**** Input records ****

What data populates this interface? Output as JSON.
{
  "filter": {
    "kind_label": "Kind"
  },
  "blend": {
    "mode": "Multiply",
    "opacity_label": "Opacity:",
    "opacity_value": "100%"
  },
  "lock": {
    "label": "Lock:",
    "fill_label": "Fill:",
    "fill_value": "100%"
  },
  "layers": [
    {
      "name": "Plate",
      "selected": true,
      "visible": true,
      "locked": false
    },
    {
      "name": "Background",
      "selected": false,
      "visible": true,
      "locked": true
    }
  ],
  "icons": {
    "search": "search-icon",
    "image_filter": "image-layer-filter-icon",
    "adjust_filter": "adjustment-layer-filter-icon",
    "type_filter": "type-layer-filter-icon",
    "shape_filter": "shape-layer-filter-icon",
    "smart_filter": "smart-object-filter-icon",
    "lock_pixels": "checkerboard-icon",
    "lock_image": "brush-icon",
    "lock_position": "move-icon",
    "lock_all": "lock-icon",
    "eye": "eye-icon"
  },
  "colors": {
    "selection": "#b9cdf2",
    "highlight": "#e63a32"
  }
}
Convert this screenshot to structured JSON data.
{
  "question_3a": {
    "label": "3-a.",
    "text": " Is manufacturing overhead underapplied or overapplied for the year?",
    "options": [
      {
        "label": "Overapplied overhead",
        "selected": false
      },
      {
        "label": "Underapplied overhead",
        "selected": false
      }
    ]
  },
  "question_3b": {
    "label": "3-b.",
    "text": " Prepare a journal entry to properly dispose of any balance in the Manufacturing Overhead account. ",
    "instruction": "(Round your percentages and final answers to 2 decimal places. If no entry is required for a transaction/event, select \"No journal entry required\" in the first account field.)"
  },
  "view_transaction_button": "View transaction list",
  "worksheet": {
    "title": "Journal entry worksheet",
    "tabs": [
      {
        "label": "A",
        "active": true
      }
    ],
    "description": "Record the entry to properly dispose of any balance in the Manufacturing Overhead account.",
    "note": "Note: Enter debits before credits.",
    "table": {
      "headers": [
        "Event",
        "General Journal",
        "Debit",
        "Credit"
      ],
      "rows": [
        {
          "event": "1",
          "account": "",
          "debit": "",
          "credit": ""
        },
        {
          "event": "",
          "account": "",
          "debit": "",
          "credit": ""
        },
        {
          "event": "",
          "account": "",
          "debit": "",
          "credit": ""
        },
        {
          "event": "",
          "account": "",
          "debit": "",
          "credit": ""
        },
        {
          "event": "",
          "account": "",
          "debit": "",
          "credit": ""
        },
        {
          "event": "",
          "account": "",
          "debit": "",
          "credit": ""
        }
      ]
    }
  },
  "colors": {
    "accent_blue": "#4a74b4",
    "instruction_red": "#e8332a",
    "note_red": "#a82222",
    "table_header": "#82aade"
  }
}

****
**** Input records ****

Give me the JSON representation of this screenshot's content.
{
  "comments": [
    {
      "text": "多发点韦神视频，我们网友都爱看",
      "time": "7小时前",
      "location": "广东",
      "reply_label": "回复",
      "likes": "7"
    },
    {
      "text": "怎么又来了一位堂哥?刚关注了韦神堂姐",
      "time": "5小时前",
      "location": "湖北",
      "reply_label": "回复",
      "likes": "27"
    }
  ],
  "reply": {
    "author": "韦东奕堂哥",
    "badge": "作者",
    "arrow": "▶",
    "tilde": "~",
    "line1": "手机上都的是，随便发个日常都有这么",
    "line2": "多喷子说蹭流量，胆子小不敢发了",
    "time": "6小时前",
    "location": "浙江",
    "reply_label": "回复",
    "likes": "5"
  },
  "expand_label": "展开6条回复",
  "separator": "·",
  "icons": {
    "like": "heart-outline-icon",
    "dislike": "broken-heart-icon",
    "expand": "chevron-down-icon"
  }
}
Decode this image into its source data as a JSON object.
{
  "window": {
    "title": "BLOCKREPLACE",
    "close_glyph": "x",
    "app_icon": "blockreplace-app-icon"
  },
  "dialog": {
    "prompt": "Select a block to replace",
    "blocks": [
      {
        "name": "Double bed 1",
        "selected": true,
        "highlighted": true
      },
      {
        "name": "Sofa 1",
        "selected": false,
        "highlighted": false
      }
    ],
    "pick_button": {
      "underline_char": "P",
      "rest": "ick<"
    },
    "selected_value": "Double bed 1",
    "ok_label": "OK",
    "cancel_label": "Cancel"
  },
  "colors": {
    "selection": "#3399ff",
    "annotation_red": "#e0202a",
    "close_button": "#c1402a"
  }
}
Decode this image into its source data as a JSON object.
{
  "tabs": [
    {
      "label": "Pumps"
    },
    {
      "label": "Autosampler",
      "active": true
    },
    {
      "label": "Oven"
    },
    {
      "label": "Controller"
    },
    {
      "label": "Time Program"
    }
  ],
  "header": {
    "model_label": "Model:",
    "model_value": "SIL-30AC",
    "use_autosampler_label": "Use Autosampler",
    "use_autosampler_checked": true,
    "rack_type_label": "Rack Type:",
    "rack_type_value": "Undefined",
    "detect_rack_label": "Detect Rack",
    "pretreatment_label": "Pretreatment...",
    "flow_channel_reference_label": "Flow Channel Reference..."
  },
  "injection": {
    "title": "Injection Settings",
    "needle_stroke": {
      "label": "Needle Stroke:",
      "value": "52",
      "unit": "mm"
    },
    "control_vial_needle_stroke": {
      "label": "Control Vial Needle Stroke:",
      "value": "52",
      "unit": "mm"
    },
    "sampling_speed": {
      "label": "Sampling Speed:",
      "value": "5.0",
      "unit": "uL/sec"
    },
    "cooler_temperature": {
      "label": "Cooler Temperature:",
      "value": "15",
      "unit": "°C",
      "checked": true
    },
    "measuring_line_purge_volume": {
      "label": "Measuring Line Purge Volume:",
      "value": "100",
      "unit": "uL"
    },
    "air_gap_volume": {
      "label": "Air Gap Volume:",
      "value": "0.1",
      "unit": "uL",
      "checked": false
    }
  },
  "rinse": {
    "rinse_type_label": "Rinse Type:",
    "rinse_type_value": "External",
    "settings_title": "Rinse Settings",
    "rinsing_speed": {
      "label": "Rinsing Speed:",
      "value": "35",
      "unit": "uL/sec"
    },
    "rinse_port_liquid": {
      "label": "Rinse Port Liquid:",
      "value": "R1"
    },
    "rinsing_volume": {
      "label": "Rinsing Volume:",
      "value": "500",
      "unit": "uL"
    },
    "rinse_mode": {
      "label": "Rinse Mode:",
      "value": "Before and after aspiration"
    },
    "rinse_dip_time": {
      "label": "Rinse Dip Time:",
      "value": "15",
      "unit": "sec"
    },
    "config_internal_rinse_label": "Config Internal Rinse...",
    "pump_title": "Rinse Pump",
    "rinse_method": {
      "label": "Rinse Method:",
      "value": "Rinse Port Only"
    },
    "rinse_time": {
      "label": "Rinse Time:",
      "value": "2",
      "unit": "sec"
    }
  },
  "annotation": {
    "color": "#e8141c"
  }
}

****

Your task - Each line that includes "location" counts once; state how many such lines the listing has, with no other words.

Result of this exercise - 3